▼

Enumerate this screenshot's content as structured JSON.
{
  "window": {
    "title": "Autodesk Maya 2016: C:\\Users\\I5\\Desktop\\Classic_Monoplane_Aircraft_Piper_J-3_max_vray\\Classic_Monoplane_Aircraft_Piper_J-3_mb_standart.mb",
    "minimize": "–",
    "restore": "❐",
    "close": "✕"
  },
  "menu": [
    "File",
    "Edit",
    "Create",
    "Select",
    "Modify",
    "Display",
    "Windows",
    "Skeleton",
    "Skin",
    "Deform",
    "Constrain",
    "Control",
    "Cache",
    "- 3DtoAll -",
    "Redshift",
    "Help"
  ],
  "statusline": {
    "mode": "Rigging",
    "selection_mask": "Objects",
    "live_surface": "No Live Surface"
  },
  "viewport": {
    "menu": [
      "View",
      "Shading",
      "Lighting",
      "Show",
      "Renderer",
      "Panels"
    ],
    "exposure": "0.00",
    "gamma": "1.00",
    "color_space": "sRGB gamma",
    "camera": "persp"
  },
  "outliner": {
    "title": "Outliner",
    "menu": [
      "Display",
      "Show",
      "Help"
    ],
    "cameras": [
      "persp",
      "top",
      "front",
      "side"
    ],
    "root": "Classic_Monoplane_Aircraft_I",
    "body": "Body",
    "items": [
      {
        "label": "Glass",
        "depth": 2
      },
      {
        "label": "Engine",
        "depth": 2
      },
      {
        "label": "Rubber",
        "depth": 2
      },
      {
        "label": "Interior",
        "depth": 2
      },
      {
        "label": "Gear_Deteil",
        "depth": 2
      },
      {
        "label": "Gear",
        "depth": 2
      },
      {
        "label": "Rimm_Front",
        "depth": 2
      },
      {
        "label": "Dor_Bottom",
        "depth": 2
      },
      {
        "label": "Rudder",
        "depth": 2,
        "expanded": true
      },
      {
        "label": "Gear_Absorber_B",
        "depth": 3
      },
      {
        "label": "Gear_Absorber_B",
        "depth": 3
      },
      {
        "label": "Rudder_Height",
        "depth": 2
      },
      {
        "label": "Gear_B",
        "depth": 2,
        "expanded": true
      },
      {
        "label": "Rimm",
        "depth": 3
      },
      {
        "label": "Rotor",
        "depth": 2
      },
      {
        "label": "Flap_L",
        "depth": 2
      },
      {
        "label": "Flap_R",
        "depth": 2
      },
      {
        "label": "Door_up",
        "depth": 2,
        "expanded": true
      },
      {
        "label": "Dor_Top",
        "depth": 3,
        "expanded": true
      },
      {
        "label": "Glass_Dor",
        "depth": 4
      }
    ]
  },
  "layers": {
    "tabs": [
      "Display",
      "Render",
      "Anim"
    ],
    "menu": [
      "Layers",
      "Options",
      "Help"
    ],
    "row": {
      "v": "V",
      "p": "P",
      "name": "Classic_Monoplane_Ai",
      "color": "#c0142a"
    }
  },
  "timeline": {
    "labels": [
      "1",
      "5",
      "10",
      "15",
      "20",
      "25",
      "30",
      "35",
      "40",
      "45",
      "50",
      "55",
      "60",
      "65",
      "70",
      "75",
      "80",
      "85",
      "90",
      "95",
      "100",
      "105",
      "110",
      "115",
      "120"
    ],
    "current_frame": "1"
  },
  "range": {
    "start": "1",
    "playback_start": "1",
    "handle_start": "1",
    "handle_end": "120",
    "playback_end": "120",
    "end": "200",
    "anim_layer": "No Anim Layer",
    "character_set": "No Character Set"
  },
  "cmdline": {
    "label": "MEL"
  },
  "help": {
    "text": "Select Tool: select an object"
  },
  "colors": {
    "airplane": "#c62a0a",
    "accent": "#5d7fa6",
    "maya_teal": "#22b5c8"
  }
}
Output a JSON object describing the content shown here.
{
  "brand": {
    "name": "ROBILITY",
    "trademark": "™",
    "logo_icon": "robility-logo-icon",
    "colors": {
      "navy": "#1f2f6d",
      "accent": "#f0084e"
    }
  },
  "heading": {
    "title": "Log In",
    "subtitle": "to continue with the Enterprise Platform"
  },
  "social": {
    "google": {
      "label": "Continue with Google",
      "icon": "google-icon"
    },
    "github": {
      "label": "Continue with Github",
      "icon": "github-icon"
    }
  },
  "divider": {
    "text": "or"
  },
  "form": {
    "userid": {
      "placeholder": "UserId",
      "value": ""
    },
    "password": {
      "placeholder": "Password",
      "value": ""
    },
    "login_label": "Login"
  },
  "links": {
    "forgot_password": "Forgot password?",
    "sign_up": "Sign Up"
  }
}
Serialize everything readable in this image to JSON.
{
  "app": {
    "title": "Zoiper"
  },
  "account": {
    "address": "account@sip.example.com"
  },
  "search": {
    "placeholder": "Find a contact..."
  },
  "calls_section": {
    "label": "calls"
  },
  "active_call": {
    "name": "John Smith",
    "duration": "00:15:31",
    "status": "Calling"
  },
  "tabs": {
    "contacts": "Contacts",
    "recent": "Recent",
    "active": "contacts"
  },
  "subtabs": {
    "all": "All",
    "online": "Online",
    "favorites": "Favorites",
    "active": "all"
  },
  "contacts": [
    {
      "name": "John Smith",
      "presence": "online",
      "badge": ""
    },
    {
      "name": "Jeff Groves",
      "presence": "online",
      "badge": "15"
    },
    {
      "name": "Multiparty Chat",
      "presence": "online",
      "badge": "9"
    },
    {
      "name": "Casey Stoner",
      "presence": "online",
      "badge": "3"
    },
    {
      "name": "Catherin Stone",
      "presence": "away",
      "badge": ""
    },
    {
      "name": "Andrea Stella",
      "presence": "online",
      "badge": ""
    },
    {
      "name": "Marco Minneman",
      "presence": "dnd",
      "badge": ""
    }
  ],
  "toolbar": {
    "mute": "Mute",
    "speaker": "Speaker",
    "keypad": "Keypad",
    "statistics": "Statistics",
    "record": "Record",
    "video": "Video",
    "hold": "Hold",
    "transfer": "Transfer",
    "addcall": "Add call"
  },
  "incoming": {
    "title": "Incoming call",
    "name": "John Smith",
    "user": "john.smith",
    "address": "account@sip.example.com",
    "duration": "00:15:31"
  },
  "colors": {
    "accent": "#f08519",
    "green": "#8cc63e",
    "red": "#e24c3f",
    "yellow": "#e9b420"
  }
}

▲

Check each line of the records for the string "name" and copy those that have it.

§ **SOLUTION**
      "name": "Classic_Monoplane_Ai",
    "name": "ROBILITY",
    "name": "John Smith",
      "name": "John Smith",
      "name": "Jeff Groves",
      "name": "Multiparty Chat",
      "name": "Casey Stoner",
      "name": "Catherin Stone",
      "name": "Andrea Stella",
      "name": "Marco Minneman",
    "name": "John Smith",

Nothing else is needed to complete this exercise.